    Li S M, Garreau H, Vert M. Structure-property relationships in the case of the degradation of massive poly(a-hydroxy acids) in aqueous media, part 3: Influence of the morphology of poly(L-lactic acid)[J]. J Mater Sci: Mater Med, 1990, 1(3): 198–206.Google Scholar
  10. [10]
    ZHANG Hai-po, RUAN Jian-ming, ZHOU Zhong-cheng et al. Preparation of degradable biomaterial poly (L-lactide) monomer. Journal of Central South University of Technology, 2005, 12(3): 113–117.Google Scholar
  11. [11]
    Sosnowski S. Poly(L-lactide) microspheres with controlled crystallinity[J]. Polymer, 2001, 42(2): 637–643.CrossRefGoogle Scholar
  12. [12]
    Sakaia W, Sadakanea T, Nishimotoa W, et al. Photosensitized degradation and crosslinking of linear aliphatic polyesters studied by GPC and ESR[J]. Polymer, 2002, 43(23): 6231–6238.CrossRefGoogle Scholar
  13. [13]
    ZHOU Zhong-cheng, RUAN Jian-ming, HUANG Bai-yun, et al. Preparation and characterization of poly (D,L-lactide) and its porous biomaterials[J]. Journal of Central South University of Technology, 2005, 12(1): 1–4.CrossRefGoogle Scholar
  14. [14]
    HU Yu-shan, ZHANG Zheng-pu, SONG Dong, et al. Preparation and properties of self-reinforced L-and D, L-lactide copolymer rods[J]. Chinese Chemical Letters, 2000, 11(11): 1023–1026,.Google Scholar
  15. [15]
    Weir N A, Buchanana F J, Orra J F. Processing, annealing and sterilization of poly-L-lactide[J]. Biomaterials, 2004, 25(18): 3939–3949.CrossRefGoogle Scholar
  16. [16]
    Kang Moo Huh, You Han Bae. Synthesis and characterization of poly(ethylene glycol)/poly(L-lactic acid) alternating multiblock copolymers[J]. Polymer, 1999, 40(22): 6147–6155.CrossRefGoogle Scholar
  17. [17]
    Mandelkern L. The crystalline state in physical properties of polymers[M]. Washington DC: American Chemical Society, 1984: 176–190.Google Scholar

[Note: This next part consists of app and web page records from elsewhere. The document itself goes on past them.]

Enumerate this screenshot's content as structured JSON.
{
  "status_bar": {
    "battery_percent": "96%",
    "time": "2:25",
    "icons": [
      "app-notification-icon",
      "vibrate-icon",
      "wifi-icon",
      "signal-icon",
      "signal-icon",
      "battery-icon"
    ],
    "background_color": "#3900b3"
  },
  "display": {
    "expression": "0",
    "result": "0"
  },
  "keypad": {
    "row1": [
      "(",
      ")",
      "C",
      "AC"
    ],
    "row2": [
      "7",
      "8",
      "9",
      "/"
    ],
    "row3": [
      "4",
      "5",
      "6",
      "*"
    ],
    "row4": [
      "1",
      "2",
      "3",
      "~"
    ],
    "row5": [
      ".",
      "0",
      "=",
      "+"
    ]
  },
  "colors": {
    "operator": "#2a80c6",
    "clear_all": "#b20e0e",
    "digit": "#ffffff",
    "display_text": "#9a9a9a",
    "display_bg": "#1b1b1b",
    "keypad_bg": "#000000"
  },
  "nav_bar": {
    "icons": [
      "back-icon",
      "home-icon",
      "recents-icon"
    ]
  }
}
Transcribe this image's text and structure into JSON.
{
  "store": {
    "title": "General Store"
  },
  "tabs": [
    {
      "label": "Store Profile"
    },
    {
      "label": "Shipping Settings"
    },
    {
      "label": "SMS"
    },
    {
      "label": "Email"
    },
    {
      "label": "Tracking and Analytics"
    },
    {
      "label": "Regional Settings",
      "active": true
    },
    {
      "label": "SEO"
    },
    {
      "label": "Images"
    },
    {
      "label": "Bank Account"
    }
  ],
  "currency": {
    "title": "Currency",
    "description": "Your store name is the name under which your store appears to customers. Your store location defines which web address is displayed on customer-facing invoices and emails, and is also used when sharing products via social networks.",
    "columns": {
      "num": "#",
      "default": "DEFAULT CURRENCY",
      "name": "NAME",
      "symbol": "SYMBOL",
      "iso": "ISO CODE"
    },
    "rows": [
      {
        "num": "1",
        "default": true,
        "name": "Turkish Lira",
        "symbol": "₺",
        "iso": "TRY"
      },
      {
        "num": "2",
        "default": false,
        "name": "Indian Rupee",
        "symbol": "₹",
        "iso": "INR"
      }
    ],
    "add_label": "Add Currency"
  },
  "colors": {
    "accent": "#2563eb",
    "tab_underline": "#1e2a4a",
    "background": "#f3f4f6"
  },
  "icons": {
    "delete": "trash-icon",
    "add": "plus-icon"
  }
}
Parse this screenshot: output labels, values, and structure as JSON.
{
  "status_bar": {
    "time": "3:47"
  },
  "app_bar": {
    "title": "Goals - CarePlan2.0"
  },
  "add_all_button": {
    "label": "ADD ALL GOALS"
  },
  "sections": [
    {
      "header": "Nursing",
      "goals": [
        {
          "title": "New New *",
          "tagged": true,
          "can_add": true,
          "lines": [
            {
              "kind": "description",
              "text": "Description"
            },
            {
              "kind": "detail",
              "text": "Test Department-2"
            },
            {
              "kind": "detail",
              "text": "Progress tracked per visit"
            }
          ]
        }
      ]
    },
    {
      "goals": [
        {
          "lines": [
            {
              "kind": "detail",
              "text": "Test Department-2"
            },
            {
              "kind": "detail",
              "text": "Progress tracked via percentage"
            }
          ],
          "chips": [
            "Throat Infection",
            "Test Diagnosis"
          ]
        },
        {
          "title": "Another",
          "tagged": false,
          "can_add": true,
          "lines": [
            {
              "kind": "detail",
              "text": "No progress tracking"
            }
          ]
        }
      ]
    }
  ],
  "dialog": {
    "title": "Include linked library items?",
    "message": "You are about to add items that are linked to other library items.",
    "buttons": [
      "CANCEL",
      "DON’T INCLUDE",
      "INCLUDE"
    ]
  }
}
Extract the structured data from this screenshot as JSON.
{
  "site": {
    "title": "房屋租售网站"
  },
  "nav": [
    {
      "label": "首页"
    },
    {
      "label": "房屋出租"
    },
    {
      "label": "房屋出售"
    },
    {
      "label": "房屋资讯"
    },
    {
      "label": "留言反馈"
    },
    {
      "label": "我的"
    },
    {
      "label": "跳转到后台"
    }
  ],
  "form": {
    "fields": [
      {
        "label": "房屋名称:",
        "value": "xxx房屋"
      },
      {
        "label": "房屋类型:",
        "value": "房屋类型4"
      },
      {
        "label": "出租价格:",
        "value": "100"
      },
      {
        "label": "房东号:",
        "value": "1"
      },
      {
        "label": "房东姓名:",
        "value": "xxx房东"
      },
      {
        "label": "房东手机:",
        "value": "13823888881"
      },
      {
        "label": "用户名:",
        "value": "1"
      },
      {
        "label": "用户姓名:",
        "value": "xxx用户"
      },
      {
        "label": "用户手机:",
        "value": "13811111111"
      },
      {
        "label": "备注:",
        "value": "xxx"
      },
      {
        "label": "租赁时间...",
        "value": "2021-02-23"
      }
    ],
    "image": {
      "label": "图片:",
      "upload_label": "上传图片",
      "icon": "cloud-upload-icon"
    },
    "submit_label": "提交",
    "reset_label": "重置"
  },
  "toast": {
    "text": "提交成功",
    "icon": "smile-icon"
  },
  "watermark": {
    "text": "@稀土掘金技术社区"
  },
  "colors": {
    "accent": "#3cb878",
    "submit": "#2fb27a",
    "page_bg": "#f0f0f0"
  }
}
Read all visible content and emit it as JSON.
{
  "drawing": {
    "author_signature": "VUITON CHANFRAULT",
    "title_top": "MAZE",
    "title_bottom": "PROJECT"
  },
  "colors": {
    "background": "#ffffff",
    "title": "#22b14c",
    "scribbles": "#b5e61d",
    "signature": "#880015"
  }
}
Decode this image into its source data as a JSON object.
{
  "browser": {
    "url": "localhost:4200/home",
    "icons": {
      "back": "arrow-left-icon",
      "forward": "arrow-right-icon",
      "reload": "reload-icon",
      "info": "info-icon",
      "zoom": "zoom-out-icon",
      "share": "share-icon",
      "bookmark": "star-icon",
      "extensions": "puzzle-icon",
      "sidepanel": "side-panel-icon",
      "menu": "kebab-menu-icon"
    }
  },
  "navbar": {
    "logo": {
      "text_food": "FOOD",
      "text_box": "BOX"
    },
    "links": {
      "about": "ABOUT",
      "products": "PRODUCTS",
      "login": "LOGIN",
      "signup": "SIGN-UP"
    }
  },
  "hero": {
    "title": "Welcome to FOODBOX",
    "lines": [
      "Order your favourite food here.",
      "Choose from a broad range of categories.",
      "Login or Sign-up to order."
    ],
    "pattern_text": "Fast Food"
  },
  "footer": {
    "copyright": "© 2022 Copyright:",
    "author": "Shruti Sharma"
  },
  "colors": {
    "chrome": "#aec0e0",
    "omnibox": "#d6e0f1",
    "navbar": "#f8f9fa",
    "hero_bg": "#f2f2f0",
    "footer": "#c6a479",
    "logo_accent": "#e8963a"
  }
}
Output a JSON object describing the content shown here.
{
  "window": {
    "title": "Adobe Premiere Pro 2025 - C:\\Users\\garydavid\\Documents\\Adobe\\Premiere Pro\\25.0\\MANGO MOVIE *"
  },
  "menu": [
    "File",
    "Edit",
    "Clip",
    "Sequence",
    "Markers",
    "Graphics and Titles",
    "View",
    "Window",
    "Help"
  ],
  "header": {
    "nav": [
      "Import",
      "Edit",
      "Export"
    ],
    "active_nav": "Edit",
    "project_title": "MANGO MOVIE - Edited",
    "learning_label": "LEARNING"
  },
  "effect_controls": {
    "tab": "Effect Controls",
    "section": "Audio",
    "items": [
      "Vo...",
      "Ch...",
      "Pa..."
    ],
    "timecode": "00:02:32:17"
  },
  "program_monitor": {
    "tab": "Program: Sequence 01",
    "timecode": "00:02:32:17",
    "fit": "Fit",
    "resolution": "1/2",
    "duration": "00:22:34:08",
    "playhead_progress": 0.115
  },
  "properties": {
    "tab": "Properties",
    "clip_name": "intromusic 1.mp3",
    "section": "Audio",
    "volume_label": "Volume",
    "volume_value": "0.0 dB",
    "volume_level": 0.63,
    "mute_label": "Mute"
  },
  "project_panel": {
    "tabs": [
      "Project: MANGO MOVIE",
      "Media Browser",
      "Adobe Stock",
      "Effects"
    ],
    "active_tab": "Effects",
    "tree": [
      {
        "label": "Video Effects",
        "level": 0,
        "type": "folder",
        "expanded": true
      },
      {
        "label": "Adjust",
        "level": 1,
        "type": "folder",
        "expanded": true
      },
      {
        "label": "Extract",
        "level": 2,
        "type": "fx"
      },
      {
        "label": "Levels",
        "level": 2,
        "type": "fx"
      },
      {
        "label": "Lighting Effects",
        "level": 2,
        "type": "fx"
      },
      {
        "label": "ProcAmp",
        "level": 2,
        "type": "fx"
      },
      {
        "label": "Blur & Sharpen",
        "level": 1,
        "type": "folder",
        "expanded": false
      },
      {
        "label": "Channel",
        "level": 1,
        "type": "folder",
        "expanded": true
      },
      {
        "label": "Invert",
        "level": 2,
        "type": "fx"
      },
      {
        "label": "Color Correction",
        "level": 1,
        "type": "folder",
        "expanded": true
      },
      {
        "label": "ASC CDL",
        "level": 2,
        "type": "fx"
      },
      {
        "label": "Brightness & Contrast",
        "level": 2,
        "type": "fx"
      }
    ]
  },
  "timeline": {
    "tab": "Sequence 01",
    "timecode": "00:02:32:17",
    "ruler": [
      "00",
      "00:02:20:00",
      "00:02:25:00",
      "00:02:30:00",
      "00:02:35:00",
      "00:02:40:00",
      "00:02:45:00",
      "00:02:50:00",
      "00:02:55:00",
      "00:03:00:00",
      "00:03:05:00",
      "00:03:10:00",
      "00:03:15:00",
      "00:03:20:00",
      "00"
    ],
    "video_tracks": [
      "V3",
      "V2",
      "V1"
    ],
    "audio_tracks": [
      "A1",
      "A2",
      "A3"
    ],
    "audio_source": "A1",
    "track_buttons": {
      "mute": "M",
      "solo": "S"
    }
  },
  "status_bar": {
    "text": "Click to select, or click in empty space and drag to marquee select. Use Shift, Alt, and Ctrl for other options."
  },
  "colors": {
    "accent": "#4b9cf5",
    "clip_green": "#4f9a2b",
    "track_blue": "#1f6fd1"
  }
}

Copyright information

© Published by: Central South University Press, Sole distributor outside Mainland China: Springer 2006

Authors and Affiliations

  • Zhou Zhi-hua  (周智华)
    • 1
    • 2
  • Ruan Jian-ming  (阮建明)
    • 1
    Email author
  • Zou Jian-peng  (邹俭鹏)
    • 1
  • Zhou Zhong-cheng  (周忠诚)
    • 1
  • Shen Xiong-jun  (申雄军)
    • 1
  1. 1.State Key Laboratory of Powder MetallurgyCentral South UniversityChangshaChina
  2. 2.College of Chemistry and Chemical EngineeringHunan University of Science and TechnologyXiangtanChina

Personalised recommendations